  8. 8. <ul><li>A battery converts chemical energy  electrical energy </li></ul><ul><li>Ex: Batteries that power a flashlight </li></ul><ul><li>Batteries are also called electrochemical cells </li></ul><ul><li>May be dry cells or wet cells </li></ul>What does a battery do? pp. 270 - 271 Moist paste Fluid
  9. 9. pp. 270 - 271 <ul><li>Terminals (aka electrodes): the end points of a battery where we make a connection </li></ul><ul><li>Electrodes are in a moist paste called an electrolyte  conducts electricity </li></ul><ul><li>Electrons build up on one side (negative) </li></ul><ul><li>Electrons withdraw from the other side (positive) </li></ul>Once +ve and –ve charges are separated , they have the ability to do work Ex: Making a bulb light up
  10. 10. Electric Potential Difference <ul><li>Potential difference (aka voltage): the difference in potential energy (stored energy) per coulomb of charge between two points of an electric circuit. </li></ul><ul><li>Unit for voltage is the volt (V) </li></ul><ul><li>Measure voltage with a voltmeter </li></ul><ul><li>Voltage causes charges to move – charges (extra electrons) will move from a higher level of energy to a lower level of energy </li></ul>pp. 272 - 273 <ul><li>Voltage is produced when electrodes in an electrolyte chemically react to produce electrons and different charges on each electrode . </li></ul><ul><li>Creates a potential difference . </li></ul>
  11. 11. Homework for next class: <ul><li>Complete the Reading Check questions on p. 275 (#s 1-9) </li></ul><ul><li>Complete the “Reading an Analogue Meter” worksheet </li></ul><ul><li>Bring a fruit for the next class!
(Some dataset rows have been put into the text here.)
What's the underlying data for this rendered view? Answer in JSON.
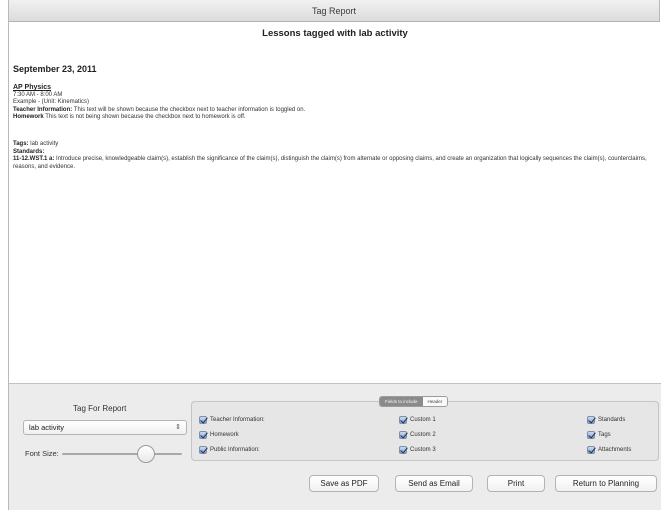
{
  "window": {
    "title": "Tag Report"
  },
  "report": {
    "heading": "Lessons tagged with lab activity",
    "date": "September 23, 2011",
    "course": {
      "title": "AP Physics",
      "time": "7:30 AM - 8:00 AM",
      "example": "Example  - (Unit: Kinematics)",
      "teacher_info_label": "Teacher Information:",
      "teacher_info_text": " This text will be shown because the checkbox next to teacher information  is toggled on.",
      "homework_label": "Homework",
      "homework_text": " This text is not being shown because the checkbox next to homework is off."
    },
    "tags_label": "Tags:",
    "tags_value": "  lab activity",
    "standards_label": "Standards:",
    "standard_code": "11-12.WST.1 a:",
    "standard_text": " Introduce precise, knowledgeable claim(s), establish the significance of the claim(s), distinguish the claim(s) from alternate or opposing claims, and create an organization that logically sequences the claim(s), counterclaims, reasons, and evidence."
  },
  "controls": {
    "tag_for_report_label": "Tag For Report",
    "tag_select_value": "lab activity",
    "stepper_icon": "up-down-stepper-icon",
    "font_size_label": "Font Size:",
    "font_size_level": 0.7,
    "segments": {
      "fields": "Fields to include",
      "header": "Header"
    },
    "checkboxes": {
      "teacher_information": "Teacher Information:",
      "homework": "Homework",
      "public_information": "Public Information:",
      "custom_1": "Custom 1",
      "custom_2": "Custom 2",
      "custom_3": "Custom 3",
      "standards": "Standards",
      "tags": "Tags",
      "attachments": "Attachments"
    },
    "buttons": {
      "save_pdf": "Save as PDF",
      "send_email": "Send as Email",
      "print": "Print",
      "return_planning": "Return to Planning"
    }
  }
}
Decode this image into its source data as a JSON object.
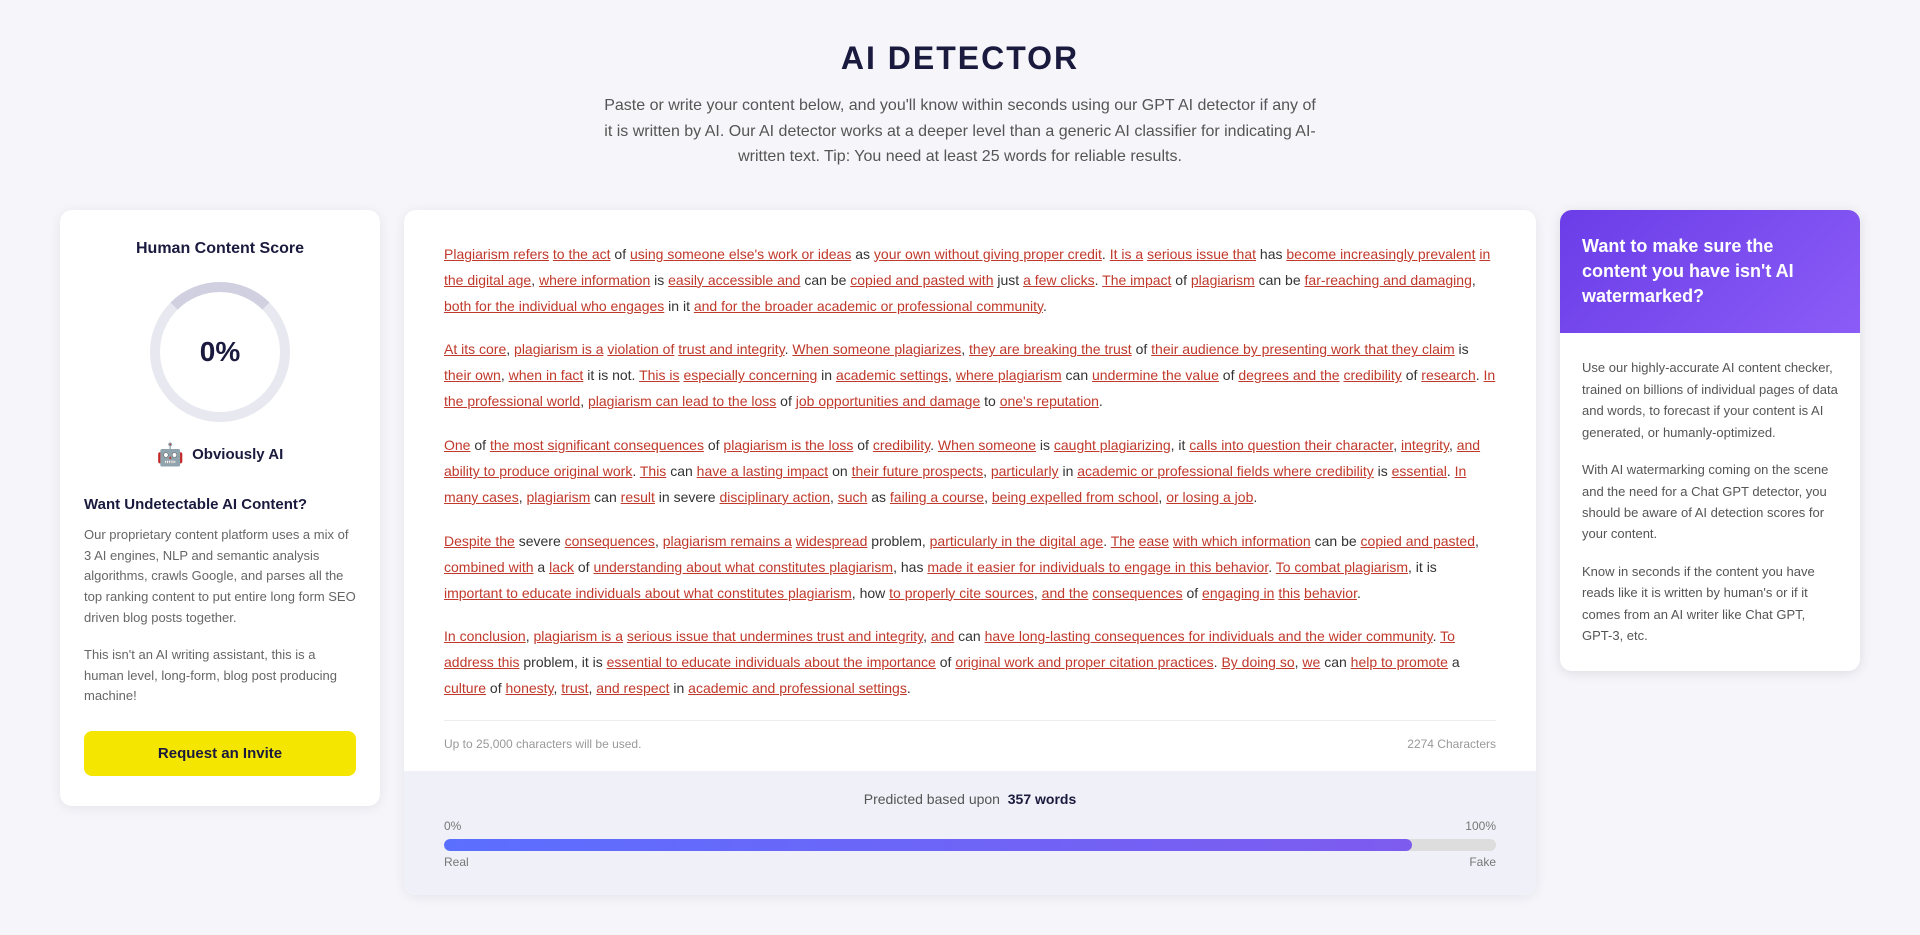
{
  "header": {
    "title": "AI DETECTOR",
    "subtitle": "Paste or write your content below, and you'll know within seconds using our GPT AI detector if any of it is written by AI. Our AI detector works at a deeper level than a generic AI classifier for indicating AI-written text. Tip: You need at least 25 words for reliable results."
  },
  "left_panel": {
    "title": "Human Content Score",
    "score": "0%",
    "ai_label": "Obviously AI",
    "uai_title": "Want Undetectable AI Content?",
    "uai_desc": "Our proprietary content platform uses a mix of 3 AI engines, NLP and semantic analysis algorithms, crawls Google, and parses all the top ranking content to put entire long form SEO driven blog posts together.",
    "uai_note": "This isn't an AI writing assistant, this is a human level, long-form, blog post producing machine!",
    "invite_button": "Request an Invite"
  },
  "center_panel": {
    "paragraphs": [
      "Plagiarism refers to the act of using someone else's work or ideas as your own without giving proper credit. It is a serious issue that has become increasingly prevalent in the digital age, where information is easily accessible and can be copied and pasted with just a few clicks. The impact of plagiarism can be far-reaching and damaging, both for the individual who engages in it and for the broader academic or professional community.",
      "At its core, plagiarism is a violation of trust and integrity. When someone plagiarizes, they are breaking the trust of their audience by presenting work that they claim is their own, when in fact it is not. This is especially concerning in academic settings, where plagiarism can undermine the value of degrees and the credibility of research. In the professional world, plagiarism can lead to the loss of job opportunities and damage to one's reputation.",
      "One of the most significant consequences of plagiarism is the loss of credibility. When someone is caught plagiarizing, it calls into question their character, integrity, and ability to produce original work. This can have a lasting impact on their future prospects, particularly in academic or professional fields where credibility is essential. In many cases, plagiarism can result in severe disciplinary action, such as failing a course, being expelled from school, or losing a job.",
      "Despite the severe consequences, plagiarism remains a widespread problem, particularly in the digital age. The ease with which information can be copied and pasted, combined with a lack of understanding about what constitutes plagiarism, has made it easier for individuals to engage in this behavior. To combat plagiarism, it is important to educate individuals about what constitutes plagiarism, how to properly cite sources, and the consequences of engaging in this behavior.",
      "In conclusion, plagiarism is a serious issue that undermines trust and integrity, and can have long-lasting consequences for individuals and the wider community. To address this problem, it is essential to educate individuals about the importance of original work and proper citation practices. By doing so, we can help to promote a culture of honesty, trust, and respect in academic and professional settings."
    ],
    "footer_left": "Up to 25,000 characters will be used.",
    "footer_right": "2274 Characters",
    "prediction_label": "Predicted based upon",
    "prediction_words": "357 words",
    "bar_left_label": "0%",
    "bar_right_label": "100%",
    "bar_left_sublabel": "Real",
    "bar_right_sublabel": "Fake"
  },
  "right_panel": {
    "header_title": "Want to make sure the content you have isn't AI watermarked?",
    "body_p1": "Use our highly-accurate AI content checker, trained on billions of individual pages of data and words, to forecast if your content is AI generated, or humanly-optimized.",
    "body_p2": "With AI watermarking coming on the scene and the need for a Chat GPT detector, you should be aware of AI detection scores for your content.",
    "body_p3": "Know in seconds if the content you have reads like it is written by human's or if it comes from an AI writer like Chat GPT, GPT-3, etc."
  },
  "icons": {
    "robot": "🤖"
  }
}
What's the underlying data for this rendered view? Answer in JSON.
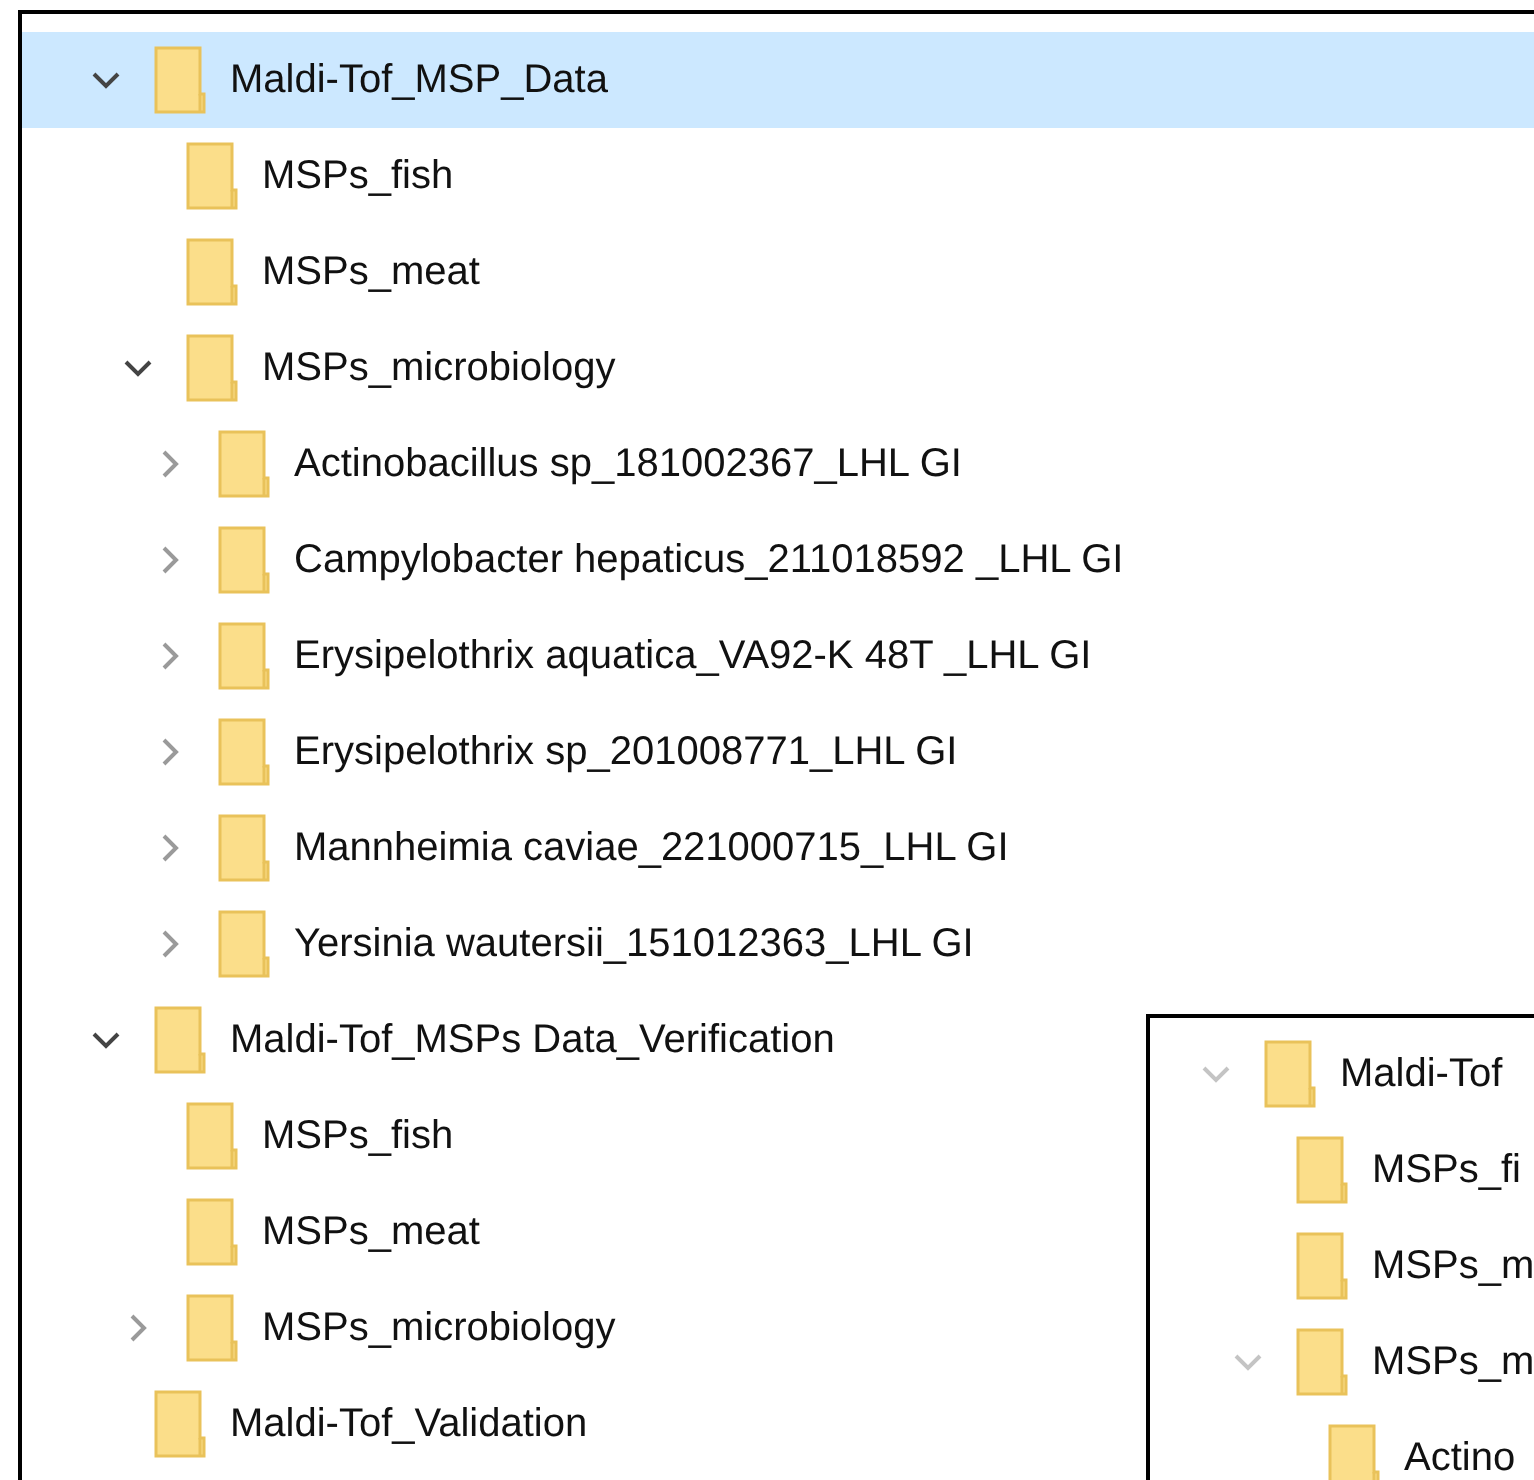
{
  "tree": [
    {
      "label": "Maldi-Tof_MSP_Data",
      "selected": true,
      "expanded": true,
      "children": [
        {
          "label": "MSPs_fish",
          "selected": false
        },
        {
          "label": "MSPs_meat",
          "selected": false
        },
        {
          "label": "MSPs_microbiology",
          "selected": false,
          "expanded": true,
          "children": [
            {
              "label": "Actinobacillus sp_181002367_LHL GI",
              "selected": false,
              "expanded": false
            },
            {
              "label": "Campylobacter hepaticus_211018592 _LHL GI",
              "selected": false,
              "expanded": false
            },
            {
              "label": "Erysipelothrix aquatica_VA92-K 48T _LHL GI",
              "selected": false,
              "expanded": false
            },
            {
              "label": "Erysipelothrix sp_201008771_LHL GI",
              "selected": false,
              "expanded": false
            },
            {
              "label": "Mannheimia caviae_221000715_LHL GI",
              "selected": false,
              "expanded": false
            },
            {
              "label": "Yersinia wautersii_151012363_LHL GI",
              "selected": false,
              "expanded": false
            }
          ]
        }
      ]
    },
    {
      "label": "Maldi-Tof_MSPs Data_Verification",
      "selected": false,
      "expanded": true,
      "children": [
        {
          "label": "MSPs_fish",
          "selected": false
        },
        {
          "label": "MSPs_meat",
          "selected": false
        },
        {
          "label": "MSPs_microbiology",
          "selected": false,
          "expanded": false
        }
      ]
    },
    {
      "label": "Maldi-Tof_Validation",
      "selected": false
    }
  ],
  "inset_tree": [
    {
      "label": "Maldi-Tof",
      "selected": false,
      "expanded": true,
      "children": [
        {
          "label": "MSPs_fi",
          "selected": false
        },
        {
          "label": "MSPs_m",
          "selected": false
        },
        {
          "label": "MSPs_m",
          "selected": false,
          "expanded": true,
          "children": [
            {
              "label": "Actino",
              "selected": false
            }
          ]
        }
      ]
    }
  ]
}
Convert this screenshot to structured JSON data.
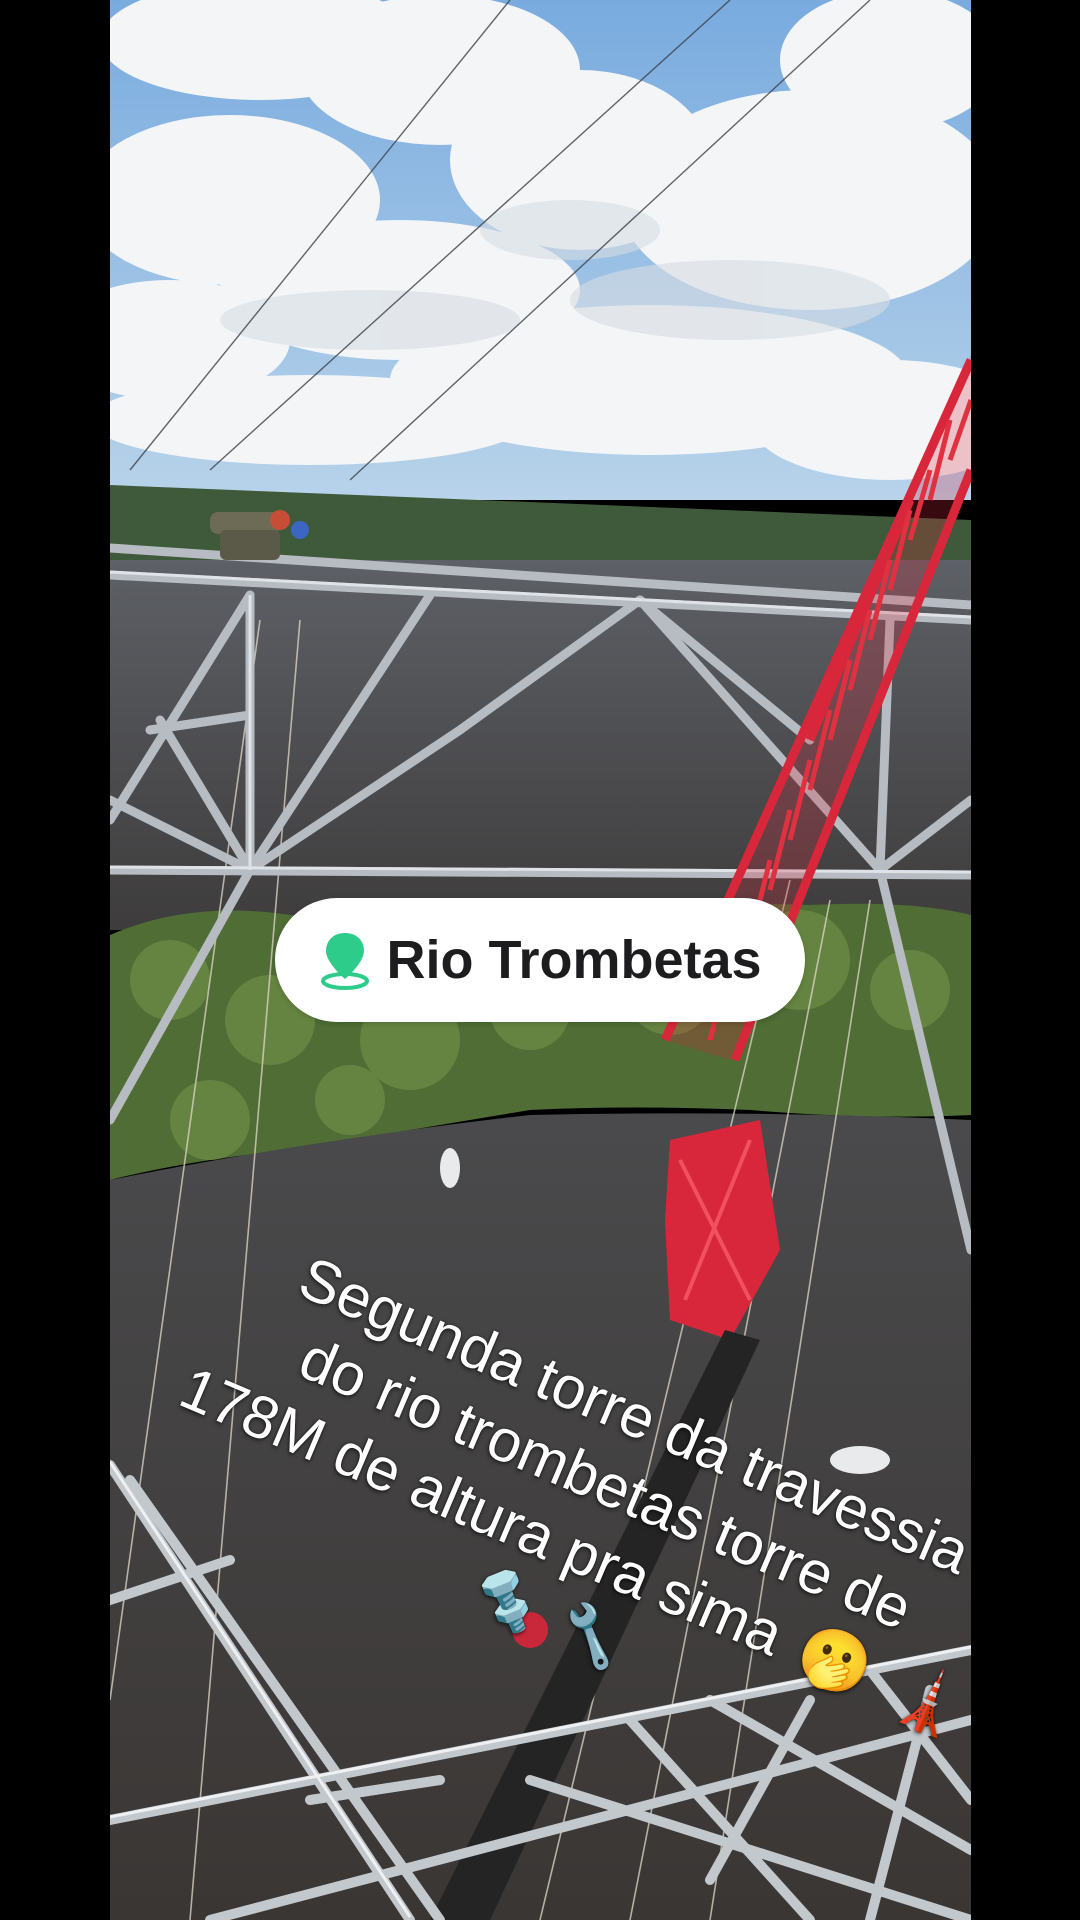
{
  "location_sticker": {
    "label": "Rio Trombetas",
    "icon": "map-pin-icon",
    "icon_color": "#2ecc8a"
  },
  "caption": {
    "lines": [
      "Segunda torre da travessia",
      "do rio trombetas torre de",
      "178M de altura pra sima"
    ],
    "emojis": {
      "after_text": "🫢",
      "tower": "🗼",
      "bolt": "🔩",
      "wrench": "🔧"
    }
  },
  "scene": {
    "sky_color": "#8fbde6",
    "cloud_color": "#f4f6f8",
    "river_color": "#4c4e52",
    "forest_color": "#4e6b34",
    "crane_color": "#d8273a",
    "tower_steel_color": "#b9bec4"
  }
}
We’re doing a fruit lab! </li></ul><ul><ul><li>5 bonus marks if you bring your own fruit! </li></ul></ul><ul><ul><li>Examples: grapefruit, orange, lime, lemon (relatively large) </li></ul></ul><ul><li>Read over class notes and check class blog </li></ul><ul><li> </li></ul><ul><li>Have a great weekend! </li></ul>
  12. 12. Works Cited <ul><li>Images taken from the following sources: </li></ul><ul><li> </li></ul><ul><li> </li></ul><ul><li> </li></ul><ul><li> </li></ul><ul><li> </li></ul><ul><li> </li></ul><ul><li> </li></ul><ul><li> </li></ul><ul><li> </li></ul><ul><li> </li></ul><ul><li> </li></ul><ul><li> </li></ul><ul><li> </li></ul>